Also on: PC, PS4, Xbox One
Publisher: Headup Games
Parallel universes, friendly robots, Cold War Germany: there’s a lot going on in Trüberbrook. Unfortunately, it’s a pretty by-the-numbers point-and-click adventure, so you’re going to be spending at least as much time here picking up random items lying around as you will be uncovering the relatively interesting mystery that lies at the heart of this game.
It’s too bad, because Trüberbrook feels like it should be a really easy game to love. Not only does it look incredible, it was designed using a neat mix of computer and stop-motion animation. Like, it’s hard to watch this game’s design process at work and not come away both deeply impressed and readily inclined to like anything that results from it.
And all that care and attention shows up on the screen. You could pick pretty much any scene at random in Trüberbrook, and you’d be looking at a work of art. It’s clear that a lot of energy and thought went into creating this game’s world, and the end result is something that feels very lived-in and homey.
This carries over to the story. There’s an intriguing sci-fi mystery at the heart of Trüberbrook that, as I said, involves alternate universes and Cold War Germany.
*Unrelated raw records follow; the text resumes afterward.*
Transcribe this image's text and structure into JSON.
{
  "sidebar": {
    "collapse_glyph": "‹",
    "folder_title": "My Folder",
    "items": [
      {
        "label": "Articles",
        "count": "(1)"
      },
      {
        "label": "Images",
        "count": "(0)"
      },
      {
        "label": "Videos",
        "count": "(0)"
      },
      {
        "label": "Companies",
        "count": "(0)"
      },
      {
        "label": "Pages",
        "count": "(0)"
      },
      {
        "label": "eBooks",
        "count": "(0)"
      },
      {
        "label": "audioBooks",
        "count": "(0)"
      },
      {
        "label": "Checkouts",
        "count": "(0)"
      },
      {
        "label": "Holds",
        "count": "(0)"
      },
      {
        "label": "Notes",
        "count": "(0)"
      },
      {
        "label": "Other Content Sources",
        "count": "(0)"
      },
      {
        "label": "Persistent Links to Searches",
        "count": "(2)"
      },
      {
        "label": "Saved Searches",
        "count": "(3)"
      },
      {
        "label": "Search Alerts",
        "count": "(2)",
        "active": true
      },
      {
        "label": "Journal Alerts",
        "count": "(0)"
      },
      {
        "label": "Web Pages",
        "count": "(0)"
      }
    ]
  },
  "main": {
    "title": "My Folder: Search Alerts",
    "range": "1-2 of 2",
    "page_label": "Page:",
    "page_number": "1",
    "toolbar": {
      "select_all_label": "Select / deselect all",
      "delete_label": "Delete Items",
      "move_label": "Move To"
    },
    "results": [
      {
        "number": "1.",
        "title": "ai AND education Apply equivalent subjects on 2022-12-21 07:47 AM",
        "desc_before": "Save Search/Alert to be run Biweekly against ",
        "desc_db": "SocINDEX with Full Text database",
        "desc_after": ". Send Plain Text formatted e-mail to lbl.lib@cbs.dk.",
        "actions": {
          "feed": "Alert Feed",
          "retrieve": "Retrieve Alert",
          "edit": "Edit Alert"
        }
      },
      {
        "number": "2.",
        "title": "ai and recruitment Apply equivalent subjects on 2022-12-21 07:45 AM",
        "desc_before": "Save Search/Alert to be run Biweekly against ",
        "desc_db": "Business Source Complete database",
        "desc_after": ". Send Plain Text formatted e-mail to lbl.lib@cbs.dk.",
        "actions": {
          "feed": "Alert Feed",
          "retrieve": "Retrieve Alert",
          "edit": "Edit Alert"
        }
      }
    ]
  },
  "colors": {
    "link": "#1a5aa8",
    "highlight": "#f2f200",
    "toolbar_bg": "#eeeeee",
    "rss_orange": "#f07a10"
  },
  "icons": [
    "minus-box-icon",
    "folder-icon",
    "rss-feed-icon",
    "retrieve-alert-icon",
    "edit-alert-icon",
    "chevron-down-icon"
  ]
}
As the history of the eponymous town reveals itself, it becomes very clear that the makers of this game put just as much thought into the town’s past as they did into it’s creation. Again, you want to love Trüberbrook because it’s so very clear that its creators did.
The problem is, all those loving details are buried beneath gameplay that’s generic at the best of times, painstakingly dull at worst. I know that it’s difficult for point-and-click adventures to stand out, but — perhaps because the rest of it is so exceptional — it still feels like a huge disappointment every time you get sidetracked from the story because it’s time to solve another long, convoluted puzzle, that requires your character to slowly walk over here, find item X, then slowly walk somewhere else, and find Y, and then walk to a third location, where the items combine to form Z, which gets you another couple of steps ahead. Repeat that for around six hours, and you can see why no amount of attention to detail or incredible effort can make up for lacklustre gameplay.
But it feels almost insulting to say that. There aren’t many games that look as cared for as Trüberbrook, and it would be so nice if you could embrace the game in a way that feels like it justifies the incredible amount of hours that must have gone into it. The unfortunate fact, however, is that this game may have been better served if even a little of the innovation that went into making it had shown up on the gameplay side.
Headup Games provided us with a Trüberbrook Switch code for review purposes.